October 31, 2023
Even though Octoberâ€™s Intimate Partner Violence (IPV) Awareness Month is ending, the toll of IPV does not. The lessons learned from Âé¶¹´«Ã½and other stakeholder resources and discussions should continue so that victims may be supported.
If you have experienced IPV, know someone experiencing it, or recognize it in a patient, it can be challenging to seek help for many reasons. Concerns about safety for self or children, finances, social/family perception, continuing to experience feelings for the partner, and not feeling like this situation can be called IPV are typical experiences and emotions. But ending an abusive relationship does not need to be done alone. You can:
If you are experiencing IPV or know someone who is, consider using these resources for support:
For more information on Âé¶¹´«Ã½IPV resources, visit the Âé¶¹´«Ã½Intimate Partner Violence web page.

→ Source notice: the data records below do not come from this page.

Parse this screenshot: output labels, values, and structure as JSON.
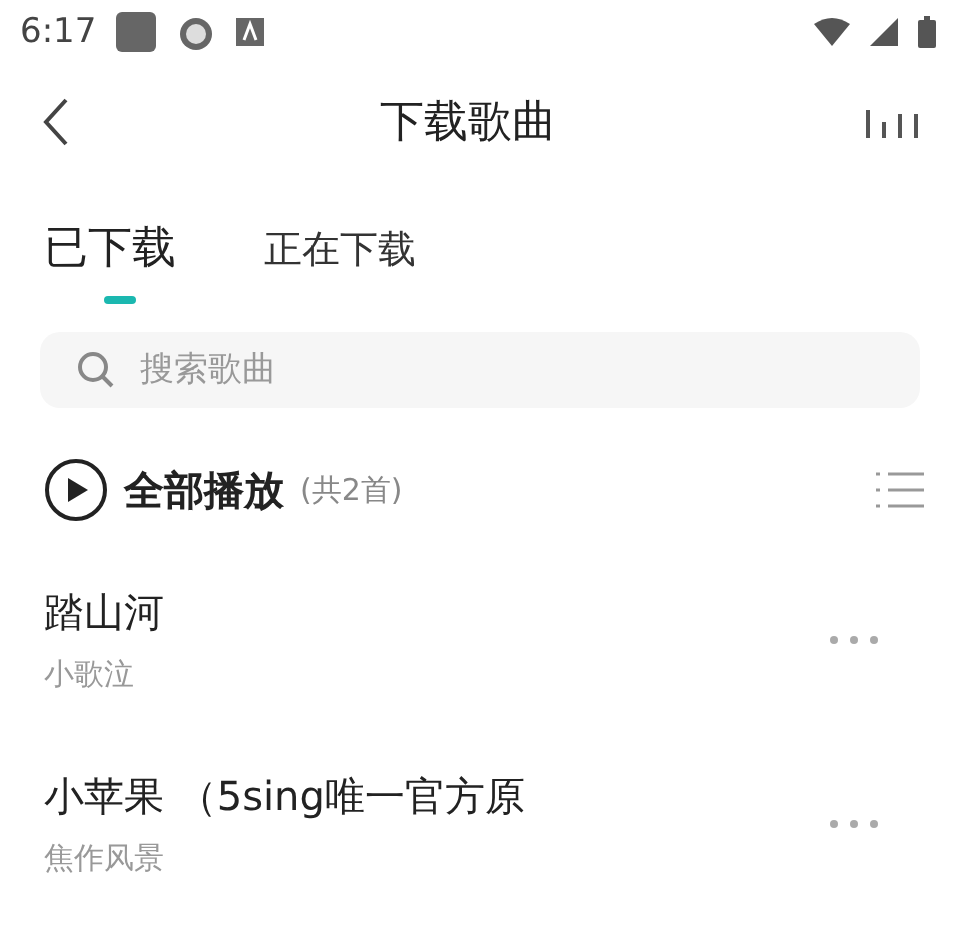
{
  "status_bar": {
    "time": "6:17"
  },
  "header": {
    "title": "下载歌曲"
  },
  "tabs": [
    {
      "label": "已下载",
      "selected": true
    },
    {
      "label": "正在下载",
      "selected": false
    }
  ],
  "search": {
    "placeholder": "搜索歌曲"
  },
  "play_all": {
    "label": "全部播放",
    "count": "(共2首)"
  },
  "songs": [
    {
      "title": "踏山河",
      "artist": "小歌泣"
    },
    {
      "title": "小苹果 （5sing唯一官方原",
      "artist": "焦作风景"
    }
  ]
}
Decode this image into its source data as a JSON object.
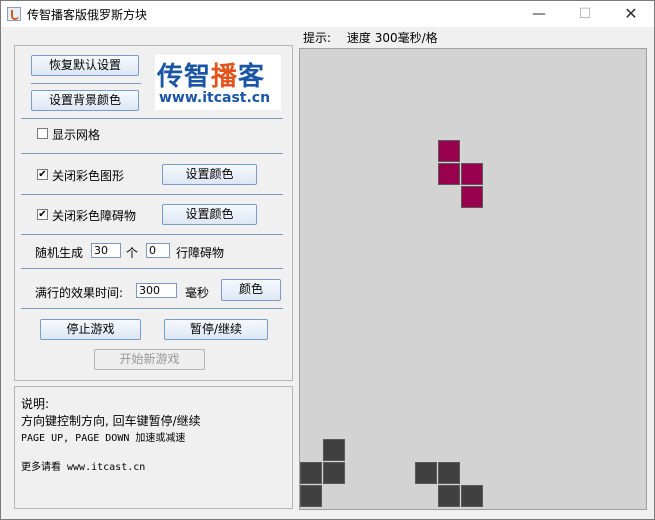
{
  "window": {
    "title": "传智播客版俄罗斯方块",
    "min_glyph": "—",
    "max_glyph": "☐",
    "close_glyph": "✕"
  },
  "controls": {
    "restore_defaults": "恢复默认设置",
    "set_bg_color": "设置背景颜色",
    "logo_cn_1": "传智",
    "logo_cn_2": "播",
    "logo_cn_3": "客",
    "logo_url": "www.itcast.cn",
    "show_grid": {
      "label": "显示网格",
      "checked": false
    },
    "disable_color_shape": {
      "label": "关闭彩色图形",
      "checked": true,
      "button": "设置颜色"
    },
    "disable_color_obstacle": {
      "label": "关闭彩色障碍物",
      "checked": true,
      "button": "设置颜色"
    },
    "random_generate": {
      "prefix": "随机生成",
      "count": "30",
      "mid": "个",
      "rows": "0",
      "suffix": "行障碍物"
    },
    "fullline_effect": {
      "prefix": "满行的效果时间:",
      "value": "300",
      "unit": "毫秒",
      "button": "颜色"
    },
    "stop_game": "停止游戏",
    "pause_resume": "暂停/继续",
    "new_game": "开始新游戏"
  },
  "help": {
    "title": "说明:",
    "line1": "方向键控制方向, 回车键暂停/继续",
    "line2": "PAGE UP, PAGE DOWN 加速或减速",
    "line3": "更多请看 www.itcast.cn"
  },
  "status": {
    "label": "提示:",
    "speed": "速度 300毫秒/格"
  },
  "colors": {
    "active_piece": "#99004d",
    "obstacle": "#404040",
    "board_bg": "#d3d3d3"
  },
  "board": {
    "cols": 15,
    "active_piece": [
      [
        6,
        4
      ],
      [
        6,
        5
      ],
      [
        7,
        5
      ],
      [
        7,
        6
      ]
    ],
    "obstacles": [
      [
        1,
        17
      ],
      [
        0,
        18
      ],
      [
        1,
        18
      ],
      [
        0,
        19
      ],
      [
        5,
        18
      ],
      [
        6,
        18
      ],
      [
        6,
        19
      ],
      [
        7,
        19
      ]
    ]
  }
}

Surgeons, physicians, and healthcare professionals have the potential to change the course of an individualâ€™s life by effectively identifying people who have sustained IPV and referring them to the appropriate resources.
To provide additional resources and guidance on what to do if you suspect your colleague may be a victim of IPV, the Âé¶¹´«Ã½Intimate Partner Violence Task Force will join the Society for Gynecologic Surgeons and American Academy of Ophthalmology in hosting a 1-hour webinar, 9:15-10:15 am CT on Monday, November 6: .
This discussion includes how to approach the subject of IPV and what resources are at your disposal in the workplace as an advocate, ally, or victim. Join this live, moderated discussion and Q&A led by Stephanie Bonne, MD, FACS, and featuring Dâ€™Andrea Joseph, MD, FACS, FCCM, Carrie Sims, MD, PhD, FACS, and Christine Lovato, MD, FACS, FASMBS.